> **Your assignment**: Could you copy every line of the data that contains the word "appears"?

> **Dataset records**:
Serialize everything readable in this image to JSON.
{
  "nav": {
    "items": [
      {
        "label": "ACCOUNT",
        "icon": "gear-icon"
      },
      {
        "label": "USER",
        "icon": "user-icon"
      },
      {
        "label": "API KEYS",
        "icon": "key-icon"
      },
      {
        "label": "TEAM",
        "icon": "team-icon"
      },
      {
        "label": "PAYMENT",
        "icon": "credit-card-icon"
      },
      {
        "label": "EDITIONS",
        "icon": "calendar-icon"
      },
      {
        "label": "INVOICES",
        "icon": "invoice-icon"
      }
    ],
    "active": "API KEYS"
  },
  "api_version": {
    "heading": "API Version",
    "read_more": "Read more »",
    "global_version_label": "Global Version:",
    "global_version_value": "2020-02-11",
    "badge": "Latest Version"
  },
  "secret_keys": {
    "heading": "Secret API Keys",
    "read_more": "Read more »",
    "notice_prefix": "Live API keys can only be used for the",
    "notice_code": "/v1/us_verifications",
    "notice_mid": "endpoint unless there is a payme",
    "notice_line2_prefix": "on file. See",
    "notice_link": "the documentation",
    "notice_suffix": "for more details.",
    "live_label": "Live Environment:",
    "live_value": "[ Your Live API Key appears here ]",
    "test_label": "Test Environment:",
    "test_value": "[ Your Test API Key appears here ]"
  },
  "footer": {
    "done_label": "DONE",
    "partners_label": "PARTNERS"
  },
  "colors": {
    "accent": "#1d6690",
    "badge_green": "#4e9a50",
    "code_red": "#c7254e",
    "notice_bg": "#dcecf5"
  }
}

> **Answer for this exercise**:
    "live_value": "[ Your Live API Key appears here ]",
    "test_value": "[ Your Test API Key appears here ]"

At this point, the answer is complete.